You've got some equity in your home and the itch to move up to something bigger, so it's just a matter of time until your house goes on the market, right?
But are you sure that's the best option? What if you could get that bigger, better house without getting rid of your existing house and make some passive income at the same time?
"When your current home no longer suits you, selling it is a popular option. But in some cases, turning it into a rental home might make more sense," said House Logic.
Among the "factors to consider:
Your financial situation
Local market conditions for rental homes
Your future housing plans
Your tolerance for being a landlord
State and federal income taxes
Current and projected home prices”
Determining if your financial situation can support hanging onto your home is the first key step. You'll want to talk to a financial professional to go over your savings, your credit, and your equity in your existing home. If you have the money for a down payment on the new home you want without using the equity in your home - great!
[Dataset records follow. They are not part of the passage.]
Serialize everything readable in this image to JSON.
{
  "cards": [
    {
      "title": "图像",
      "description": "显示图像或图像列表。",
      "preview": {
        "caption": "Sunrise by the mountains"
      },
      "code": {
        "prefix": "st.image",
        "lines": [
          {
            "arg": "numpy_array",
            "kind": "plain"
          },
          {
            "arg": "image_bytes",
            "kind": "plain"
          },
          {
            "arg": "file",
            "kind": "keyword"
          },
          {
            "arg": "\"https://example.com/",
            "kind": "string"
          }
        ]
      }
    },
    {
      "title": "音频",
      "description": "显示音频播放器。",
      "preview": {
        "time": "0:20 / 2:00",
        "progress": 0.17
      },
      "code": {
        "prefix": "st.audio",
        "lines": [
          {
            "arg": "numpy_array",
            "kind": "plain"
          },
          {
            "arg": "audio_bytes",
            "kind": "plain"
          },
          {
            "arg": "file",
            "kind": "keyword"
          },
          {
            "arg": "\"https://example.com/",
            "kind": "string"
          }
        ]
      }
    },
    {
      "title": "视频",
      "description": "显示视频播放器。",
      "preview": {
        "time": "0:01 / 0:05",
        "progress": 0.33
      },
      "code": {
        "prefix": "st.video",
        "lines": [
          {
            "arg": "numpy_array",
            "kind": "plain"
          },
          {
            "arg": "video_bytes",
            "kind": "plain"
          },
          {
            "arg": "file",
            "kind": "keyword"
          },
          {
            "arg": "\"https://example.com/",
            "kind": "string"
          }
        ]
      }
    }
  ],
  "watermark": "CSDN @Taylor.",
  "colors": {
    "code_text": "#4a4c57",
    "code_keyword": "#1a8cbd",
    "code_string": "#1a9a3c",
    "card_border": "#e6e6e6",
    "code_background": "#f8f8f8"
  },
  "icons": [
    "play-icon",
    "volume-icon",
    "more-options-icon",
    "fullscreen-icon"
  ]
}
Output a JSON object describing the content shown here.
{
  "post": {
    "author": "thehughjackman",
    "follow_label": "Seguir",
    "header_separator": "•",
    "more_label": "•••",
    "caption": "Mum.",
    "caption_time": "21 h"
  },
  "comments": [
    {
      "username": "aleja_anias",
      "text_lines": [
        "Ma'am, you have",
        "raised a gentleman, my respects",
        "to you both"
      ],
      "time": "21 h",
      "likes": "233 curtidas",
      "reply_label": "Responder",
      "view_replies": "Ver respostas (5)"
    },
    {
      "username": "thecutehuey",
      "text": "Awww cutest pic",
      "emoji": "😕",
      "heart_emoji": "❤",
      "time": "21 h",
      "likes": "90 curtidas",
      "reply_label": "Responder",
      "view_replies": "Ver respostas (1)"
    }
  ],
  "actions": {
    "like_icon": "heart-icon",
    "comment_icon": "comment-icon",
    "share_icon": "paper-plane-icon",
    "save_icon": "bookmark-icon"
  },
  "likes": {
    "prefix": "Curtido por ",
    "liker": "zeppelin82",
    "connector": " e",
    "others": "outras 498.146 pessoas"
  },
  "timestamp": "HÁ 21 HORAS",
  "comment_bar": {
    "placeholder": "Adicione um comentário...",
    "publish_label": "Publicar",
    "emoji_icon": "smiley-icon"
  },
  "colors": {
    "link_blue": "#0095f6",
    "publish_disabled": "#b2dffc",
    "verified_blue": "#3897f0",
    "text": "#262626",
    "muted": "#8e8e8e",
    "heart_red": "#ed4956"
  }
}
If you don't need all the equity in your home for your down payment, you might be able to take out a home equity loan or refinance into an investor loan and use the loan proceeds as your down payment, and still make your home a rental," said House Logic.
Of course, if you go this route, make sure the new house payment on the old house is still low enough that it can be covered by your renter, and then some.
"With mortgage payments to contend with and a tough competition, you may be able to profit $200 to $400 per month on a property," said Forbes. "That's $4,800 a year. With volume, you may be able to increase that per-property profit.
Added Invest Four More: "Obviously the more cash flow the better, but awesome cash flowing properties don't exactly grow on trees. It really is a personal decision on how high of returns are needed to justify spending a lot of cash on a rental property. Some people would be happy with 15 percent, 10 percent or even five percent returns on their cash. Much of this determination will depend on your financial stability. Do you have an emergency fund? Do you have cash reserves for each rental property? Is $100 a month enough or do you need $200 or $500 to build up your cash?"
If your main goal is to hold onto the home as a family legacy or to help pay for retirement, lower monthly cash flow might be OK - as long as you can cover your mortgage and monthly expenses. This might also be true if you are in an area where projected growth over the next several years is expected to positively impact home prices.
Another advantage to renting instead of selling is that you may be able to get out of doing expensive renovations. Chances are renters won't jump at the chance to live with crumbling floors, peeling walls, or moldy wet areas. But if you were considering expensive updates like a new kitchen to get your house ready to sell, you may be able to put them off and do only what is necessary to make the place clean and livable. "
Renters, more so than buyers, can be willing to overlook outdated home fixtures because renters know they're just passing through your home, not owning it," said House Logic. "If you don't have the money to invest in improvements and your home's fixtures scream 1970s (and not in a good, retro chic way), renting may be the better choice."
If you are considering renting your home, here are a few more things you may need to know or do, courtesy of Bob Vila:
Research your local laws. "For some areas, you may have to have a business license if you want to rent your home."
Look into equal housing opportunity laws.
Do your research "on what similar houses are renting for, much like you'd look at comparative properties when figuring out an asking price for sales."
Consider the insurance. "You will pay more for insurance on a home you're renting out, despite the fact that you're not insuring the contents, only the structure."
Perform "due diligence in checking out the person or people you'll be entrusting your home to."
Consider "outsourcing some of the rental screening process…to a rental management company. A management company can also be useful once the renter is in place. "Management companies will usually take a portion of each month's rent in exchange for handling the screening, rent collection, repairs and other day-to-day landlord management aspects."
Think about a home warranty program. "A home warranty program prevents a huge out-of-pocket expense when it happens."
Never "do business based on a handshake and a spoken agreement. Getting a good lease is very, very important for both novice and experienced landlords."